Wheat yield and adaptation demonstrate the power of collaborative research, miller group spokesperson said.

Nigerian wheat scientists and millers recently recognized and thanked CIMMYT for its contributions to four new wheat varieties released to farmers, citing the varieties’ exceptional performance in field trials and farmers’ fields across national wheat-growing regions.

“The release of these four wheat varieties, uniquely tailored to suit our local conditions, has marked a significant milestone in enhancing food security and farmer livelihoods,” said Ahamed T. Abdullahi, agronomist for wheat value chains at the Flour Milling Association of Nigeria (FMAN), in a recent message to CIMMYT’s Global Wheat program. “The improved characteristics, such as higher yield potential, enhanced disease resistance, and adaptability to local climatic conditions, have significantly boosted wheat productivity. Moreover, the quality profiles of these varieties, as expressed in Nigeria, comply fully with the standards required by the local industry.”
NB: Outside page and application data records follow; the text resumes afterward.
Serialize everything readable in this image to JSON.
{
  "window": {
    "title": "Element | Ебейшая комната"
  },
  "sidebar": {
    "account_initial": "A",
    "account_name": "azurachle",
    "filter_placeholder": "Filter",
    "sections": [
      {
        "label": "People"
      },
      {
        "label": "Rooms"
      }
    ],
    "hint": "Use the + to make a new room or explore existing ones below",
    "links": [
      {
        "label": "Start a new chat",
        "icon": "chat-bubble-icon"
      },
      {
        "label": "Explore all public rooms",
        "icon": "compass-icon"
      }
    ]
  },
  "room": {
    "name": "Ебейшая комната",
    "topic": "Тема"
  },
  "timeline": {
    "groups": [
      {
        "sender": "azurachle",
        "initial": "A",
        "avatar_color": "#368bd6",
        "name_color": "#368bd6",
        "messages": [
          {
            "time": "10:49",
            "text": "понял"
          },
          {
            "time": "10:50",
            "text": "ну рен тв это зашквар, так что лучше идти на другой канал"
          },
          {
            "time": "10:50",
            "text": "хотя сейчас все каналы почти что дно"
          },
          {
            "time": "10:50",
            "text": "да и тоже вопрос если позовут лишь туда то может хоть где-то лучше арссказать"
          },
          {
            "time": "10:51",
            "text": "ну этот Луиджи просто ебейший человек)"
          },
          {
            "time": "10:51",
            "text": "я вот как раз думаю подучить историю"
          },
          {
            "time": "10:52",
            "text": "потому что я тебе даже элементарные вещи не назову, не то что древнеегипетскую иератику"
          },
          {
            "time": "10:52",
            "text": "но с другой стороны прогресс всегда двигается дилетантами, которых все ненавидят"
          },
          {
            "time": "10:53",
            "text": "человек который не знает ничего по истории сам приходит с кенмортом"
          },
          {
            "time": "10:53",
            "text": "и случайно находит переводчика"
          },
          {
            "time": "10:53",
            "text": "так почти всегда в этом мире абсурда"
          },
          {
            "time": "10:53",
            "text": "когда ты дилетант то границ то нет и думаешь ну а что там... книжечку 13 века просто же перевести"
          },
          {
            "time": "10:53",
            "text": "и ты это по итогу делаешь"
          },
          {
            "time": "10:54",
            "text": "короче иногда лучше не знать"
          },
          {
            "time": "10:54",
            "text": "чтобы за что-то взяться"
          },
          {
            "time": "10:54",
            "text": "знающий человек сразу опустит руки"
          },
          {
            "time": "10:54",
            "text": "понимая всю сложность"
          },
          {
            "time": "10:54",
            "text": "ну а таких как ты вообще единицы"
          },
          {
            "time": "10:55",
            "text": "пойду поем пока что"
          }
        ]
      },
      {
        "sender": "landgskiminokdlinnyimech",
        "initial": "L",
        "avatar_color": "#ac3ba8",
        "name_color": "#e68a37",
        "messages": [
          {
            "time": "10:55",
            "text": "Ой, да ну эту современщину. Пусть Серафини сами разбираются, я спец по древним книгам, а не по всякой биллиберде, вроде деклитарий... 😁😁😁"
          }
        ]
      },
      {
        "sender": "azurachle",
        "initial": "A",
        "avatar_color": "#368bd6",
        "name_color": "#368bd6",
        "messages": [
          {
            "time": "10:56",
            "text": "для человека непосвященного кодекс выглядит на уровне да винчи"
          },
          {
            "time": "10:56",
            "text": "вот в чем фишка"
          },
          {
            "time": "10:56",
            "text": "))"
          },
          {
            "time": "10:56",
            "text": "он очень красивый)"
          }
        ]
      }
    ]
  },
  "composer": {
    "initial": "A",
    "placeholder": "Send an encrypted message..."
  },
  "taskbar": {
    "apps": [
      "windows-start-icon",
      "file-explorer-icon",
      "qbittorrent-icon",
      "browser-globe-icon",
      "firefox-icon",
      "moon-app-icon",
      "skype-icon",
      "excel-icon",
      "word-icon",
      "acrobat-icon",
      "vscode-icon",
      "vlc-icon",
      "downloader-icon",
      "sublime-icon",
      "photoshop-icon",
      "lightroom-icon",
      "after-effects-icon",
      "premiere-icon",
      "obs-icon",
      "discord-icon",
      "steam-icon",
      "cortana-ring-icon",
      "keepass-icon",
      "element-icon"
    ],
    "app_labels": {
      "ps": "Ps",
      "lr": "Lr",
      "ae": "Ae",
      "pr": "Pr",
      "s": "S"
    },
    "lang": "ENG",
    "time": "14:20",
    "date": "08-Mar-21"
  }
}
Two of the varieties are bread wheat and yield up to 7 tons of grain per hectare, according to a recent Nigeria Tribune article. The other two are durum wheat, a species grown to make pasta and foods such as couscous and tabbouleh. One of those, given the name LACRIWHIT 14D in Nigeria, was from a CIMMYT wheat line selected for its novel genetic resistance to leaf rust and high-yield potential under irrigated conditions. It was also released in Mexico under the name CIRNO C2008 and is the country’s number-one durum wheat variety, according to Karim Ammar, a wheat breeder at CIMMYT.

Four new bread and durum wheat varieties based on CIMMYT breeding lines are well adapted to local conditions and offer excellent yields and grain quality. (Photo: FMAN)

“Aside from its high yield potential, it has considerable grain size and an aggressive grain fill that is expressed even under extreme heat,” explained Ammar. “These characteristics have certainly helped its identification as outstanding for Nigerian conditions.”

Writing on behalf of FMAN and the Lake Chad Research Institute (LCRI) of Nigeria’s Federal Ministry of Agriculture and Rural Development, Abdullahi said, “We deeply appreciate the expertise and support provided by CIMMYT throughout the development and release process. Your team’s technical guidance on the access to germplasm has played a crucial role in equipping our farmers and extension agents with the necessary skills and resources for successful wheat cultivation.”

Nigeria has a fast-growing population which, coupled with increasing per capita demand for wheat, has made increasing wheat production a national priority, according to Kevin Pixley, director of the Dryland Crops and Global Wheat programs at CIMMYT.

“Until recently, Nigeria produced only 2% of the wheat it consumes, but potential exists to double the current average yield and expand wheat production by perhaps 10-times its current area,” said Pixley. “New wheat varieties will be essential and must be grown using sustainable production practices that improve farmers’ livelihoods while safeguarding long-term food security and natural resources.”

Abdullahi said the release of the varieties demonstrated the power of collaborative research and highlighted the potential for future collaborations. “We look forward to continued collaborations and success in the pursuit of sustainable food systems.”